Sen. Lynn Beyak was finally expelled from the Conservative Party caucus because “she allowed” racist posts to be placed on her website. More significantly, she refused to remove the offending material when ordered to do so by the Conservative leader.
I’m one of the people with an email message posted on her website.
In the offending email, I wrote: “some good came from residential schools.”
Despite being told by mainstream media, including the CBC, how I should view the history of Canada’s residential schools, I’m not alone in believing that there were some good experiences among the bad in the residential schools for Indigenous Canadians that existed from 1836 to 1996.
The Assiniboia Residential School in Winnipeg’s Tuxedo neighbourhood closed in 1973. This school was well known for its exceptionally good hockey team. Eight members of the team would become well-respected chiefs in their home communities. Was this a coincidence, or did those men receive a valuable education and develop the confidence to become leaders because of their residential school experience?
Tomson Highway believes there are good stories among the bad stories that also need to be recognized. Highway is Canada’s best-known Indigenous playwright and novelist.
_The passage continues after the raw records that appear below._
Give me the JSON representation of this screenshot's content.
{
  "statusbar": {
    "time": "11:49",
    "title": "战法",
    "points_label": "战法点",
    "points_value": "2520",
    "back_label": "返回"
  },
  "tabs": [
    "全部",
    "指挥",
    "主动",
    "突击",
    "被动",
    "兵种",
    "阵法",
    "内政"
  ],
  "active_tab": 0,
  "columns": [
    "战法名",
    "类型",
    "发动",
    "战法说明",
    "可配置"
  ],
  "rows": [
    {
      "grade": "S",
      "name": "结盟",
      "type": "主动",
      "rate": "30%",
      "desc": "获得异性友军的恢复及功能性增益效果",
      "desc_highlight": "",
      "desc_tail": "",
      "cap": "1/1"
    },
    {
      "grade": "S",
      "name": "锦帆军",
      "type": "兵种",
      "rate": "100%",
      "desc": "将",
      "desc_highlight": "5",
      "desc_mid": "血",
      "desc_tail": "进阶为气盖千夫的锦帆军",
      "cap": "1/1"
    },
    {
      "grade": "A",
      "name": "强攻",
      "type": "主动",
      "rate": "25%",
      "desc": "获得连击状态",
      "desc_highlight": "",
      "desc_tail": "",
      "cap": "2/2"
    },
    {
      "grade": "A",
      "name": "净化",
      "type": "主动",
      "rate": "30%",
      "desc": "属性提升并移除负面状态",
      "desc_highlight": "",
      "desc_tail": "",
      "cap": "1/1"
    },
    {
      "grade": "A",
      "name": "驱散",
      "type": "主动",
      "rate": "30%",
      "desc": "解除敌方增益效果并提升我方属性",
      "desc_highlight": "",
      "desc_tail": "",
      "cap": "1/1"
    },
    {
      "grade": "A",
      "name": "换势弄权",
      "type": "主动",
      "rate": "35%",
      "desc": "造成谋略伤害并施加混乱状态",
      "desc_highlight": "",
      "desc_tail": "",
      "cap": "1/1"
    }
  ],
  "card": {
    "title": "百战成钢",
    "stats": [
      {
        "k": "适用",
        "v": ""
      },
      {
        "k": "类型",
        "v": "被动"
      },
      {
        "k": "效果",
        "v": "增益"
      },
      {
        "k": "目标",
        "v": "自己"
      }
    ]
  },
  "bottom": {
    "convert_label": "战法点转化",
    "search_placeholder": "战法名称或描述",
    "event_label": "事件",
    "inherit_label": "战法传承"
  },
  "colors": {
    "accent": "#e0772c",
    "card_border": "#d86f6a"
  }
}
He was born in a dogsled and grew up in the remote Barren Lands First Nation in northern Manitoba. Highway has written a number of books and plays about residential school experience.
Here’s what he told the Huffington Post (reported on Dec. 15, 2015) about his residential school experience:
“All we hear is the negative stuff, nobody’s interested in the positive, the joy in that school. Some of the happiest years of my life I spent at that school. You may have heard stories from 7,000 witnesses in the process that were negative. But what you haven’t heard are the 7,000 reports that were positive stories. There are many very successful people today that went to those schools and have brilliant careers and are very functional people, very happy people like myself. I have a thriving international career, and it wouldn’t have happened without that school. You have to remember that I came from the far north, and there were no schools up there.”
Another example of a successful alumnus of residential schools is Phil Fontaine. Fontaine shared his own tragic sexual abuse story and victimization at school. But he still has no trouble acknowledging that both good and bad came from the residential school experience, including his own experiences. Fontaine told the Winnipeg Free Press (April 28, 2017):
“I don’t have a problem separating the good from the bad. The story that’s emerged [from residential schools] hasn’t been the most positive. In fact, it describes a pretty tragic part of Canadian history. But there’s no doubt … in fact, it defies logic that there weren’t good people at these schools who actually cared about the kids. And there were some aspects of the residential school experience that were positive.”
Obviously, some people received some benefit from their residential school experience. While the sexual abuse that some children faced in residential schools is inexcusable, it’s equally inexcusable to mislead the public into believing that there were no positive experiences to be reported. For the sake of the truth, these good experiences must be recognized.
If anyone labels me as a racist, then they must label these eminent Indigenous leaders as racists.
I also said on Beyak’s site that “Status cards have no place in a modern country like Canada.”
The idea of a card defining a person’s racial status is based on the evil notion of racial purity. In order to prove status, you must show that you are racially pure enough to qualify or you must marry someone who is racially pure.
Racial status cards harken back to darker days in South Africa, where people were required to carry status cards indicating that they were white, coloured or black. Each status contained a set of rights.
In India, during the caste years, there many categories of people with differing rights.
And darkest of all was Adolf Hitler’s Germany, where a yellow star on the chest was the status card for Jews.
Because of this history, status cards have no place in a modern country like Canada – period!
But allowing people like Beyak to question and explore both the good and the bad of a trending orthodox on residential schools earns the status of a racist. If this is what we’re doing, our society is in serious trouble.
Brian Giesbrecht is a retired judge and a senior fellow at the Frontier Centre for Public Policy.